GLAAD metric notes rise in LGBT-themed shows, films


Kylie Yamada, Feature Editor

Over 50 years ago, the Natalie Wood film “Inside Daisy Clover” was released to controversy for featuring a bisexual character who is not ashamed of his sexual orientation and does not commit murder or suicide in the film. In 1965, the film was one of the first motion-pictures to portray same-sex attraction.

Since then, several Oscar nominees have featured gay-centric characters and stories. Last year’s Best Picture winner “Moonlight” was acclaimed for its story, which examined how issues of race, class and sexuality intersect over a lifetime.

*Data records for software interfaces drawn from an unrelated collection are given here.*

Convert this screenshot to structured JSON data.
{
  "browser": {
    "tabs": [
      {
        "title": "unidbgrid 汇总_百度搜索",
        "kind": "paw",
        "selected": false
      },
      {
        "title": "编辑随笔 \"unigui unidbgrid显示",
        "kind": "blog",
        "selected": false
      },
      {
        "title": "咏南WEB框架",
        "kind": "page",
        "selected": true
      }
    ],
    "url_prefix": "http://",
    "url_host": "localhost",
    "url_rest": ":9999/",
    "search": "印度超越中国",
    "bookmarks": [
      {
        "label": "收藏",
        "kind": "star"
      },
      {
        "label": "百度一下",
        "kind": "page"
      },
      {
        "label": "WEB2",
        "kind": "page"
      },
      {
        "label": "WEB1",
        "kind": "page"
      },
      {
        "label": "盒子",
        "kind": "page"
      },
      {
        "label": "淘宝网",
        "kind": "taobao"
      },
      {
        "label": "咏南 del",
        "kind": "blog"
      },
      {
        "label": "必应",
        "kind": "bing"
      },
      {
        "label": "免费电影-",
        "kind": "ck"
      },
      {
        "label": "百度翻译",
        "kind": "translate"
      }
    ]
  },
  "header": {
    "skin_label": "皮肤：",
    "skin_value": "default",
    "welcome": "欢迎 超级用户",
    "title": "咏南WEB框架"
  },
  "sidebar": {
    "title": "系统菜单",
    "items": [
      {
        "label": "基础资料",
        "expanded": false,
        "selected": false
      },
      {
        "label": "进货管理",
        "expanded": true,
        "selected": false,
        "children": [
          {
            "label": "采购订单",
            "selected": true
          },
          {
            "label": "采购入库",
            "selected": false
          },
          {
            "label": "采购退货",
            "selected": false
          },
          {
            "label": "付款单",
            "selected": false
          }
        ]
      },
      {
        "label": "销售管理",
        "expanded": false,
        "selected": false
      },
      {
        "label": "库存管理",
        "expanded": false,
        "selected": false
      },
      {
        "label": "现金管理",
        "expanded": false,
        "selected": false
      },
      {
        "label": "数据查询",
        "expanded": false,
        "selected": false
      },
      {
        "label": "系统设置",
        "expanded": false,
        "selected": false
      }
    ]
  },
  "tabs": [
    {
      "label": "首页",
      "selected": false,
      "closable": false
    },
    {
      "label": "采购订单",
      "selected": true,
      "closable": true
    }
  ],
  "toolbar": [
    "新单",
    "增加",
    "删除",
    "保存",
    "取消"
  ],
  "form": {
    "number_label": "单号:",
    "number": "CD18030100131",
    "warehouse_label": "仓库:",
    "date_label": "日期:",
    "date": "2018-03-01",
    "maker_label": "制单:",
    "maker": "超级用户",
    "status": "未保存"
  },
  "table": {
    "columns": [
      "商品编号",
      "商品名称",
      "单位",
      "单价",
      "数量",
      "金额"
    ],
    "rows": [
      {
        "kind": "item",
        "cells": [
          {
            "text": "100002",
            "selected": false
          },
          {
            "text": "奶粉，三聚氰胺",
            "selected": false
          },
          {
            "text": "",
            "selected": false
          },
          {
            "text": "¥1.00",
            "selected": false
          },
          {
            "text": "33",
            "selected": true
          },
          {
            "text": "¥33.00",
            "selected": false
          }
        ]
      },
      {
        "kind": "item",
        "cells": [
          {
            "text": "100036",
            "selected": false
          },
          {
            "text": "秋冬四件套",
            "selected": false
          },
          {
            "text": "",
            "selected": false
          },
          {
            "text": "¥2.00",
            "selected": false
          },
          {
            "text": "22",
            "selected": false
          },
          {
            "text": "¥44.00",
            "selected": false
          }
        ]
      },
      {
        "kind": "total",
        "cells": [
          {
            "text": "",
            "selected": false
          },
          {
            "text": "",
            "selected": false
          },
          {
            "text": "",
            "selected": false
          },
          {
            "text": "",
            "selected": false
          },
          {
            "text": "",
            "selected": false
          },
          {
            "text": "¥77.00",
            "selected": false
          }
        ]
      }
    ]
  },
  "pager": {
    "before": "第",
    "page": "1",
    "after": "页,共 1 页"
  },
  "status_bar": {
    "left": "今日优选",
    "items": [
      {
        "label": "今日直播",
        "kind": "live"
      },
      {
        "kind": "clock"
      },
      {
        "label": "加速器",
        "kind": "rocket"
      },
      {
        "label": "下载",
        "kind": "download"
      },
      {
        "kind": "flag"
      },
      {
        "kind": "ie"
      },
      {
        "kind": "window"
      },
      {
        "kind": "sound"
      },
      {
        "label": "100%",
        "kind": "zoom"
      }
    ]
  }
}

For the next Oscars ceremony, director Luca Guadagnino’s Italian period piece “Call Me By Your Name” has been nominated for four Academy Awards, including Best Picture.

Indie films studios have developed several LGBT-themed films over the last decade: “Carol” and “Tangerine” in 2015 and “Pride” in 2014.

However, for casual moviegoers, LGBT representation has been scarce.

GLAAD (formerly standing for Gay and Lesbian Alliance Against Defamation) determines gay representation with one simple metric: the Vito Russo test. Named after GLAAD’s co-founder, a movie passes the test if it features three criteria: a character who is recognizably gay, lesbian, bisexual or transgender, the character must be defined by traits outside of their sexuality and the character must be extrinsically tied to the plot so that they cannot be easily removed.

In 2017, several major films featured minor characters confirmed as queer, such as “Beauty and the Beast.” However, only nine passed the Vito Russo Test. More commonly, characters’ sexualities serve purely as subtext or one-off jokes. Le Fou in “Beauty and the Beast,” for example, is primarily comic relief and his sexuality was only confirmed in an interview with the director.

“I’ve always seen [gay characters who are] supporting characters, not the main protagonist,” senior Kayla Banola said.

Among films which do tell queejr stories, gay men are represented far more commonly than lesbians or bisexuals of either gender. Transgender people receive even fewer roles and are often exclusively the punchline to a joke; such is the case in “Zoolander 2,” which GLAAD reprimanded for its transgender character All, played by cisgender actor Benedict Cumberbatch.

However, the future shows signs of change.

In March 2018, 20th Century Fox is releasing “Love, Simon,” a romantic-comedy featuring a closeted gay teen. Adapted from a book by Becky Albertalli, it tells the story of Simon, a high school student who starts emailing an anonymous boy who also attends his school.

“I’m really excited,” junior Ryan Duff said. “It’s the first time I will ever have seen a film in theatres that is about gay people or a gay person. That is really huge.”

Additionally, T.V. shows have increased in LGBT representation faster than film. Several shows aimed at teenagers feature gay and lesbian characters. “Supergirl,” “The 100” and “Black Lightning” all prominently feature lesbian and bisexual characters.

“If you think back to when LGBT people first started becoming visible in society, we’ve been working since then,” Duff said. “We’re still just not fully there yet because it takes time for society to get used to it.”